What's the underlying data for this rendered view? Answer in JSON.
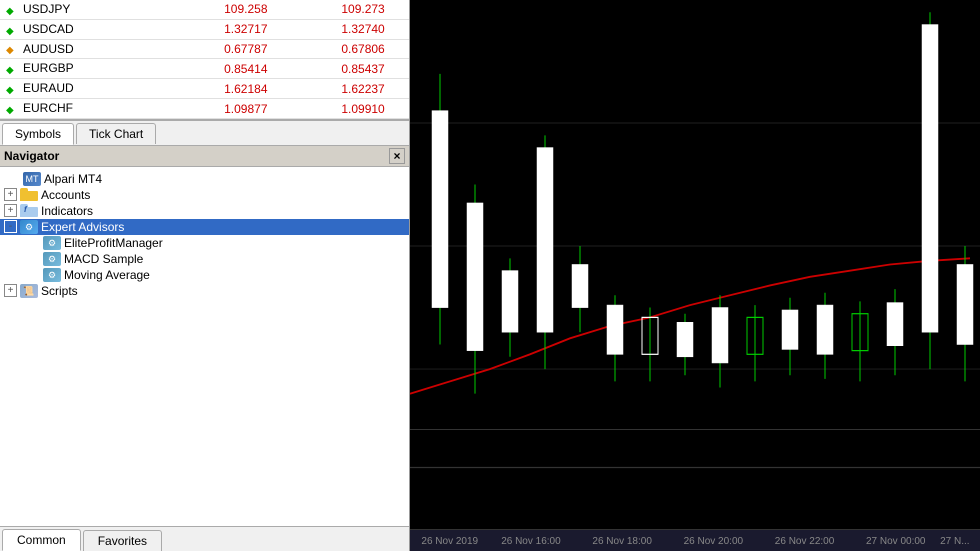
{
  "symbols": {
    "rows": [
      {
        "name": "USDJPY",
        "bid": "109.258",
        "ask": "109.273",
        "icon": "green"
      },
      {
        "name": "USDCAD",
        "bid": "1.32717",
        "ask": "1.32740",
        "icon": "green"
      },
      {
        "name": "AUDUSD",
        "bid": "0.67787",
        "ask": "0.67806",
        "icon": "orange"
      },
      {
        "name": "EURGBP",
        "bid": "0.85414",
        "ask": "0.85437",
        "icon": "green"
      },
      {
        "name": "EURAUD",
        "bid": "1.62184",
        "ask": "1.62237",
        "icon": "green"
      },
      {
        "name": "EURCHF",
        "bid": "1.09877",
        "ask": "1.09910",
        "icon": "green"
      }
    ]
  },
  "tabs": {
    "symbols_label": "Symbols",
    "tick_chart_label": "Tick Chart"
  },
  "navigator": {
    "title": "Navigator",
    "close_label": "×",
    "items": [
      {
        "id": "alpari",
        "label": "Alpari MT4",
        "indent": 0,
        "type": "server",
        "expand": null
      },
      {
        "id": "accounts",
        "label": "Accounts",
        "indent": 0,
        "type": "folder",
        "expand": "+"
      },
      {
        "id": "indicators",
        "label": "Indicators",
        "indent": 0,
        "type": "folder-f",
        "expand": "+"
      },
      {
        "id": "expert-advisors",
        "label": "Expert Advisors",
        "indent": 0,
        "type": "ea-folder",
        "expand": "-",
        "selected": true
      },
      {
        "id": "elite-profit",
        "label": "EliteProfitManager",
        "indent": 1,
        "type": "ea-item",
        "expand": null
      },
      {
        "id": "macd-sample",
        "label": "MACD Sample",
        "indent": 1,
        "type": "ea-item",
        "expand": null
      },
      {
        "id": "moving-average",
        "label": "Moving Average",
        "indent": 1,
        "type": "ea-item",
        "expand": null
      },
      {
        "id": "scripts",
        "label": "Scripts",
        "indent": 0,
        "type": "script-folder",
        "expand": "+"
      }
    ]
  },
  "bottom_tabs": {
    "common_label": "Common",
    "favorites_label": "Favorites"
  },
  "chart": {
    "time_labels": [
      {
        "text": "26 Nov 2019",
        "left_pct": 2
      },
      {
        "text": "26 Nov 16:00",
        "left_pct": 16
      },
      {
        "text": "26 Nov 18:00",
        "left_pct": 32
      },
      {
        "text": "26 Nov 20:00",
        "left_pct": 48
      },
      {
        "text": "26 Nov 22:00",
        "left_pct": 64
      },
      {
        "text": "27 Nov 00:00",
        "left_pct": 80
      },
      {
        "text": "27 N...",
        "left_pct": 93
      }
    ]
  }
}
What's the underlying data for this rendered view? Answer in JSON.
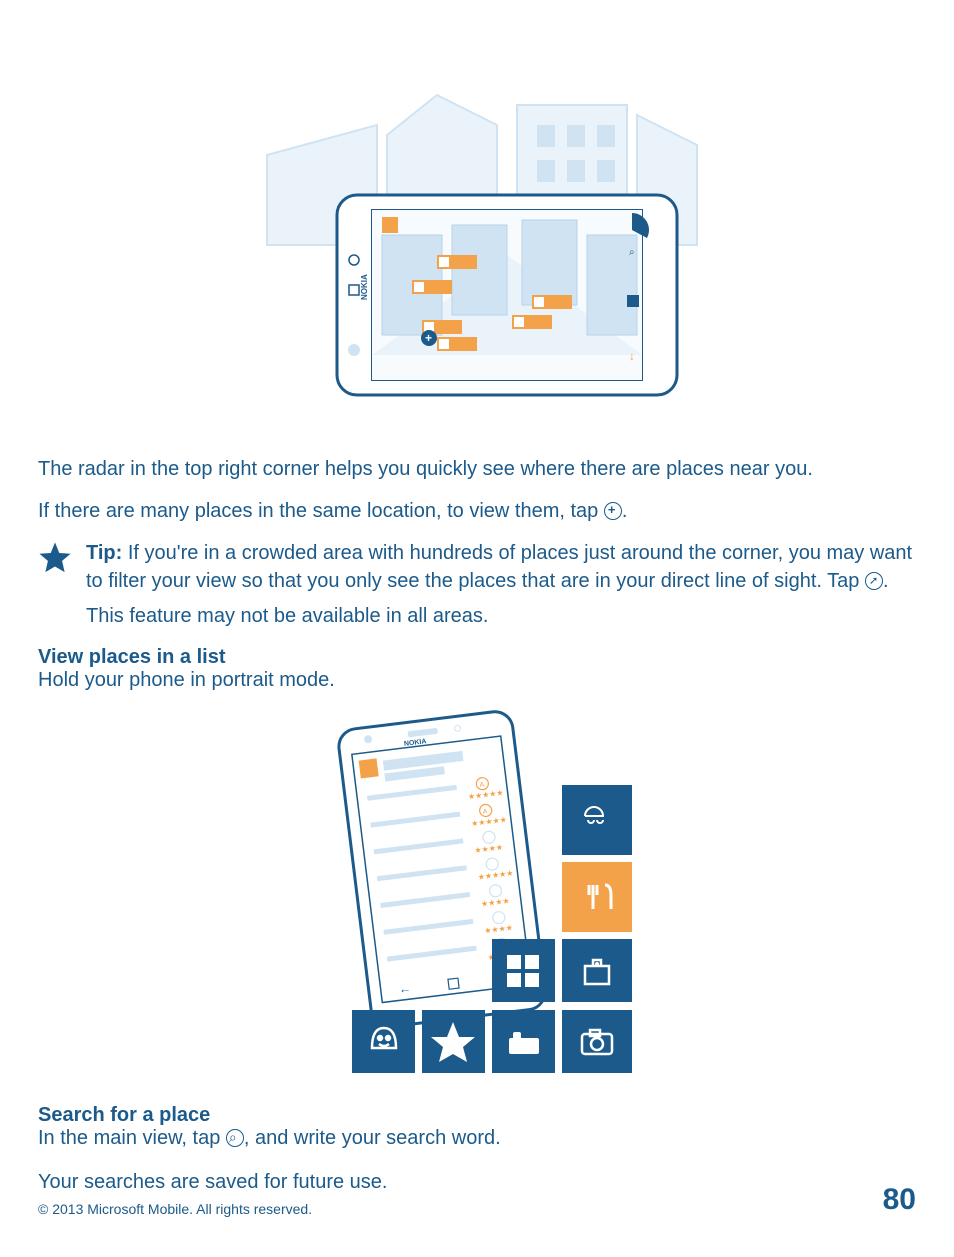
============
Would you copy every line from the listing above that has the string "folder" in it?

        "type": "folder",
        "type": "folder-f",
        "type": "ea-folder",
        "type": "script-folder",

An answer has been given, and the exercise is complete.